I had a little fun creating our Tummy Tamer electuary. This spicy blend is amazing for easing nausea. It is created with warming ginger and cooling peppermint; a yin and yang of energetics. I also created this particular batch on the Equinox so if felt just a little extra balanced. I find ginger a little too spicy, so mixing this root with honey is the perfect way to reap the stomach soothing benefits while taming the heat.
I starting experimenting with different immune boosting herbs to go into our Winter Box. I wanted something potent enough to support people during the cold months, but tasty enough for them to look forward to enjoying. Acai is chock full of antioxidants, but can be very tart in flavor. Cordyceps carry great immune boosting properties, but I am not a fan of tasting mushrooms. Rose hips are high in Vitamin C, but again can be lip puckering. After much concocting in the kitchen, the amazing Berry Immune Boost electuary was created. This is one of those products that is enjoyed right off of the spoon, but can also be mixed in a hot beverage. It really is sweet enough to be a dessert. I have a few customers that tell me it is hard not to eat the whole jar in one sitting. Just 1-2 tsp a day will do wonders to keep you healthy during cold and flu season. A jar SHOULD last you through the winter if you can show some self restraint;)
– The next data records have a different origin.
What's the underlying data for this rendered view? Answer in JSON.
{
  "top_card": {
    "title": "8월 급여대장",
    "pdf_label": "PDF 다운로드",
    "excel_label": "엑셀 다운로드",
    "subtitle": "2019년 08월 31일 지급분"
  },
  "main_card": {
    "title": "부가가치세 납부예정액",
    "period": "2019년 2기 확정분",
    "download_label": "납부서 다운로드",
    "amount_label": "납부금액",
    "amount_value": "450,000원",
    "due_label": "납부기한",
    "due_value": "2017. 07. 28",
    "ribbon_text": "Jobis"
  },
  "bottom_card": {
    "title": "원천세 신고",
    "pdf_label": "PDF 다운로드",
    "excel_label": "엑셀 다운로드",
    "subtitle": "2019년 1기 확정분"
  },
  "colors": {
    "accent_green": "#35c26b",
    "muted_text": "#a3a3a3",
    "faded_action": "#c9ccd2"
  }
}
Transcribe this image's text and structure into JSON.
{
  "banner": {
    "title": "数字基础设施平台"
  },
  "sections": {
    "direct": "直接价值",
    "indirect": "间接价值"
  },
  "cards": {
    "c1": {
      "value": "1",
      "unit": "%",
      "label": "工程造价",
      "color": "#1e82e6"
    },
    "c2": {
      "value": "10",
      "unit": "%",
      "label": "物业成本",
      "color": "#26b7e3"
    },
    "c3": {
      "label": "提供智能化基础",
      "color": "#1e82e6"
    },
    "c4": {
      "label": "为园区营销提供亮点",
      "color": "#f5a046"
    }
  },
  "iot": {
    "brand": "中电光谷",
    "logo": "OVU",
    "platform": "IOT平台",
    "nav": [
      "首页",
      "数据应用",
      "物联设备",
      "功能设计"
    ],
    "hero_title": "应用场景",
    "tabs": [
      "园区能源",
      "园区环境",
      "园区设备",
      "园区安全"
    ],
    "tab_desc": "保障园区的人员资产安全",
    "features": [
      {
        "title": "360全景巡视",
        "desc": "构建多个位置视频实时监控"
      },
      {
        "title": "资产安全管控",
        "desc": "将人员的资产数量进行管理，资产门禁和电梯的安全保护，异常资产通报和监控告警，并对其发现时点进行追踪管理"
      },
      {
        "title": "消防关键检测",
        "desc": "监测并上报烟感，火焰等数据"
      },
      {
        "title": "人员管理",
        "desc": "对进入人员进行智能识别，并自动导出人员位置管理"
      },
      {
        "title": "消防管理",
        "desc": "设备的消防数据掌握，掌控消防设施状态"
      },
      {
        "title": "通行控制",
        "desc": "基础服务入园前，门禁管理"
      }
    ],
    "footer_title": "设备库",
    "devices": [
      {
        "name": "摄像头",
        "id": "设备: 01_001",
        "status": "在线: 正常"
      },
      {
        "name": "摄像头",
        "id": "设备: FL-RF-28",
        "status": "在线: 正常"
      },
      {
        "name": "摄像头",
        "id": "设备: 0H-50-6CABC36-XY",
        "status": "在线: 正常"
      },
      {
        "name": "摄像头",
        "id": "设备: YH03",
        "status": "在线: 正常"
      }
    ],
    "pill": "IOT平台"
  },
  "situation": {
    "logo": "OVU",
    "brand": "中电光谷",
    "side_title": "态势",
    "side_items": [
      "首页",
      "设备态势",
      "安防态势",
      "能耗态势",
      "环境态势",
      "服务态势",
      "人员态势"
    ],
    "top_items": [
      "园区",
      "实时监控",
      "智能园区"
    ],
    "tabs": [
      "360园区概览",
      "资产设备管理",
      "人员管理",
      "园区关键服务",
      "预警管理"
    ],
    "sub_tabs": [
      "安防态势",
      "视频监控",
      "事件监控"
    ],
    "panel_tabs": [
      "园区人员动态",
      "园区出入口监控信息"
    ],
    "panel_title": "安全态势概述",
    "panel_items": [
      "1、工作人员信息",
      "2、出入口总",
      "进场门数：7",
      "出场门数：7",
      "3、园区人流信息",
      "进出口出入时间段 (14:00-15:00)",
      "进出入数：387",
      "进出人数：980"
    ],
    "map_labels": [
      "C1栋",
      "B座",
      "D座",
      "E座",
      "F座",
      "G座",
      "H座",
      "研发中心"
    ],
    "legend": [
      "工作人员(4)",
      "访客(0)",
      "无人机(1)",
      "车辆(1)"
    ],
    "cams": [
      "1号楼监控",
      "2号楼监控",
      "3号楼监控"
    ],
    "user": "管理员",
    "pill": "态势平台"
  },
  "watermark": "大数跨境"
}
I am a perpetual student and truly enjoy learning different concepts and ideas. I am grateful to my teachers, mentors and fellow herbalists that keep the plant medicine alive and thriving; sharing their knowledge with those willing to listen. Electuaries are not a new concept, but I was exposed to them late in life. Lucky for me I am curious and ready to seek out my next adventure. Where are you finding your life lessons these days?